=== ENTRIES PROVIDED ===
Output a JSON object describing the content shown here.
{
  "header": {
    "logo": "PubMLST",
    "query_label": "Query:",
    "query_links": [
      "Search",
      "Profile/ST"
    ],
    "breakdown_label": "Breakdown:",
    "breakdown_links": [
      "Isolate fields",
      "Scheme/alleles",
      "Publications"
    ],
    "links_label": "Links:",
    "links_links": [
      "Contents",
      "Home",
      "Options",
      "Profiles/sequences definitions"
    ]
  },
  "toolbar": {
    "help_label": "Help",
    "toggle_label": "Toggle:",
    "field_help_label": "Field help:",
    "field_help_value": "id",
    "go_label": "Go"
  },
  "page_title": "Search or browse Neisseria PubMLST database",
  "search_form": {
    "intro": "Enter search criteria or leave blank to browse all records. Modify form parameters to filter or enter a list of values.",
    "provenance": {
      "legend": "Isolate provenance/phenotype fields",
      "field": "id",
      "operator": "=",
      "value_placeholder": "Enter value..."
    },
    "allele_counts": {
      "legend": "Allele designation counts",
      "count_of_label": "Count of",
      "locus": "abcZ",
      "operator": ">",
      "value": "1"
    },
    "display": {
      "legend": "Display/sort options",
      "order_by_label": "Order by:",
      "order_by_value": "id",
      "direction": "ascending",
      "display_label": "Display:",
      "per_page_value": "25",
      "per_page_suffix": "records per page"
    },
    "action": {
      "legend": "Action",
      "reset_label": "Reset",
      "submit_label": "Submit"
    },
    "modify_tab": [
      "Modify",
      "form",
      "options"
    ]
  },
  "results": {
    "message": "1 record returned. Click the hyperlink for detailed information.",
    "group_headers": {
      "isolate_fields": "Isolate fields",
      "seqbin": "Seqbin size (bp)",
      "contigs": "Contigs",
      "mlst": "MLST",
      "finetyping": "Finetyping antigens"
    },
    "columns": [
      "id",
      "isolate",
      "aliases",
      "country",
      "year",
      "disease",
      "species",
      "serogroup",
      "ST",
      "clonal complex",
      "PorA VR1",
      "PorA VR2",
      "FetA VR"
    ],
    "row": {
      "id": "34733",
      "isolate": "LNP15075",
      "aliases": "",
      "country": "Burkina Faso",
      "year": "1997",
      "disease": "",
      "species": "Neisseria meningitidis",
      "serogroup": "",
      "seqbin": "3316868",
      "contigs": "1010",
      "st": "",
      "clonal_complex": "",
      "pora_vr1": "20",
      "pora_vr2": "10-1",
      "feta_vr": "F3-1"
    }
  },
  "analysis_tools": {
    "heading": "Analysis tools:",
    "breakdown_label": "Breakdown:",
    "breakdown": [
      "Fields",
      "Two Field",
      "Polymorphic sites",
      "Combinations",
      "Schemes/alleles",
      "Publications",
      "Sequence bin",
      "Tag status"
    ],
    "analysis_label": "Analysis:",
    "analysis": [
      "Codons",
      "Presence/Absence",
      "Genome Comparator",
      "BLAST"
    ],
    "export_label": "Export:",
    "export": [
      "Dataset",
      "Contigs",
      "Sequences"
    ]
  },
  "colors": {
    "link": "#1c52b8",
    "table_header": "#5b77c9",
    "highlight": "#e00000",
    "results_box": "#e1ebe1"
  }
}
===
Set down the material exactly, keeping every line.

Output a JSON object describing the content shown here.
{
  "header": {
    "logo": "PubMLST",
    "query_label": "Query:",
    "query_links": [
      "Search",
      "Profile/ST"
    ],
    "breakdown_label": "Breakdown:",
    "breakdown_links": [
      "Isolate fields",
      "Scheme/alleles",
      "Publications"
    ],
    "links_label": "Links:",
    "links_links": [
      "Contents",
      "Home",
      "Options",
      "Profiles/sequences definitions"
    ]
  },
  "toolbar": {
    "help_label": "Help",
    "toggle_label": "Toggle:",
    "field_help_label": "Field help:",
    "field_help_value": "id",
    "go_label": "Go"
  },
  "page_title": "Search or browse Neisseria PubMLST database",
  "search_form": {
    "intro": "Enter search criteria or leave blank to browse all records. Modify form parameters to filter or enter a list of values.",
    "provenance": {
      "legend": "Isolate provenance/phenotype fields",
      "field": "id",
      "operator": "=",
      "value_placeholder": "Enter value..."
    },
    "allele_counts": {
      "legend": "Allele designation counts",
      "count_of_label": "Count of",
      "locus": "abcZ",
      "operator": ">",
      "value": "1"
    },
    "display": {
      "legend": "Display/sort options",
      "order_by_label": "Order by:",
      "order_by_value": "id",
      "direction": "ascending",
      "display_label": "Display:",
      "per_page_value": "25",
      "per_page_suffix": "records per page"
    },
    "action": {
      "legend": "Action",
      "reset_label": "Reset",
      "submit_label": "Submit"
    },
    "modify_tab": [
      "Modify",
      "form",
      "options"
    ]
  },
  "results": {
    "message": "1 record returned. Click the hyperlink for detailed information.",
    "group_headers": {
      "isolate_fields": "Isolate fields",
      "seqbin": "Seqbin size (bp)",
      "contigs": "Contigs",
      "mlst": "MLST",
      "finetyping": "Finetyping antigens"
    },
    "columns": [
      "id",
      "isolate",
      "aliases",
      "country",
      "year",
      "disease",
      "species",
      "serogroup",
      "ST",
      "clonal complex",
      "PorA VR1",
      "PorA VR2",
      "FetA VR"
    ],
    "row": {
      "id": "34733",
      "isolate": "LNP15075",
      "aliases": "",
      "country": "Burkina Faso",
      "year": "1997",
      "disease": "",
      "species": "Neisseria meningitidis",
      "serogroup": "",
      "seqbin": "3316868",
      "contigs": "1010",
      "st": "",
      "clonal_complex": "",
      "pora_vr1": "20",
      "pora_vr2": "10-1",
      "feta_vr": "F3-1"
    }
  },
  "analysis_tools": {
    "heading": "Analysis tools:",
    "breakdown_label": "Breakdown:",
    "breakdown": [
      "Fields",
      "Two Field",
      "Polymorphic sites",
      "Combinations",
      "Schemes/alleles",
      "Publications",
      "Sequence bin",
      "Tag status"
    ],
    "analysis_label": "Analysis:",
    "analysis": [
      "Codons",
      "Presence/Absence",
      "Genome Comparator",
      "BLAST"
    ],
    "export_label": "Export:",
    "export": [
      "Dataset",
      "Contigs",
      "Sequences"
    ]
  },
  "colors": {
    "link": "#1c52b8",
    "table_header": "#5b77c9",
    "highlight": "#e00000",
    "results_box": "#e1ebe1"
  }
}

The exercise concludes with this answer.